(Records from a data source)
——————
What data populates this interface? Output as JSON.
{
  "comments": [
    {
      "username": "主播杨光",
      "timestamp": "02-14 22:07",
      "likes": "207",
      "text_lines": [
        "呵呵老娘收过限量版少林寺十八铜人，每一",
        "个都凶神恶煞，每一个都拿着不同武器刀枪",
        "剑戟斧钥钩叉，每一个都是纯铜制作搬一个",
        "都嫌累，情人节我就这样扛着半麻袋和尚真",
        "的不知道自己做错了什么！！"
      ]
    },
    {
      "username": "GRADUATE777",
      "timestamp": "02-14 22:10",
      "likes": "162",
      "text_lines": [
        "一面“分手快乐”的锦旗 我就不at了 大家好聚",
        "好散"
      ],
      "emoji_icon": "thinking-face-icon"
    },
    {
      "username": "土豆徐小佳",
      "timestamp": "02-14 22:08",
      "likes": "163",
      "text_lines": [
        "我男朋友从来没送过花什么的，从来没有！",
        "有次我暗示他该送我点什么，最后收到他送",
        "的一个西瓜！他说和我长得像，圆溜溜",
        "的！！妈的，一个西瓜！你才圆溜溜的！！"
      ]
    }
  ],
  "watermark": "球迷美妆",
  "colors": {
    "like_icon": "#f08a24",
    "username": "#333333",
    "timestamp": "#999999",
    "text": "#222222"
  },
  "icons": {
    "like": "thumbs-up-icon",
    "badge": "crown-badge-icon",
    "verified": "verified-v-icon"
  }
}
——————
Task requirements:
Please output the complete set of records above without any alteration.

Task solution:
What data populates this interface? Output as JSON.
{
  "comments": [
    {
      "username": "主播杨光",
      "timestamp": "02-14 22:07",
      "likes": "207",
      "text_lines": [
        "呵呵老娘收过限量版少林寺十八铜人，每一",
        "个都凶神恶煞，每一个都拿着不同武器刀枪",
        "剑戟斧钥钩叉，每一个都是纯铜制作搬一个",
        "都嫌累，情人节我就这样扛着半麻袋和尚真",
        "的不知道自己做错了什么！！"
      ]
    },
    {
      "username": "GRADUATE777",
      "timestamp": "02-14 22:10",
      "likes": "162",
      "text_lines": [
        "一面“分手快乐”的锦旗 我就不at了 大家好聚",
        "好散"
      ],
      "emoji_icon": "thinking-face-icon"
    },
    {
      "username": "土豆徐小佳",
      "timestamp": "02-14 22:08",
      "likes": "163",
      "text_lines": [
        "我男朋友从来没送过花什么的，从来没有！",
        "有次我暗示他该送我点什么，最后收到他送",
        "的一个西瓜！他说和我长得像，圆溜溜",
        "的！！妈的，一个西瓜！你才圆溜溜的！！"
      ]
    }
  ],
  "watermark": "球迷美妆",
  "colors": {
    "like_icon": "#f08a24",
    "username": "#333333",
    "timestamp": "#999999",
    "text": "#222222"
  },
  "icons": {
    "like": "thumbs-up-icon",
    "badge": "crown-badge-icon",
    "verified": "verified-v-icon"
  }
}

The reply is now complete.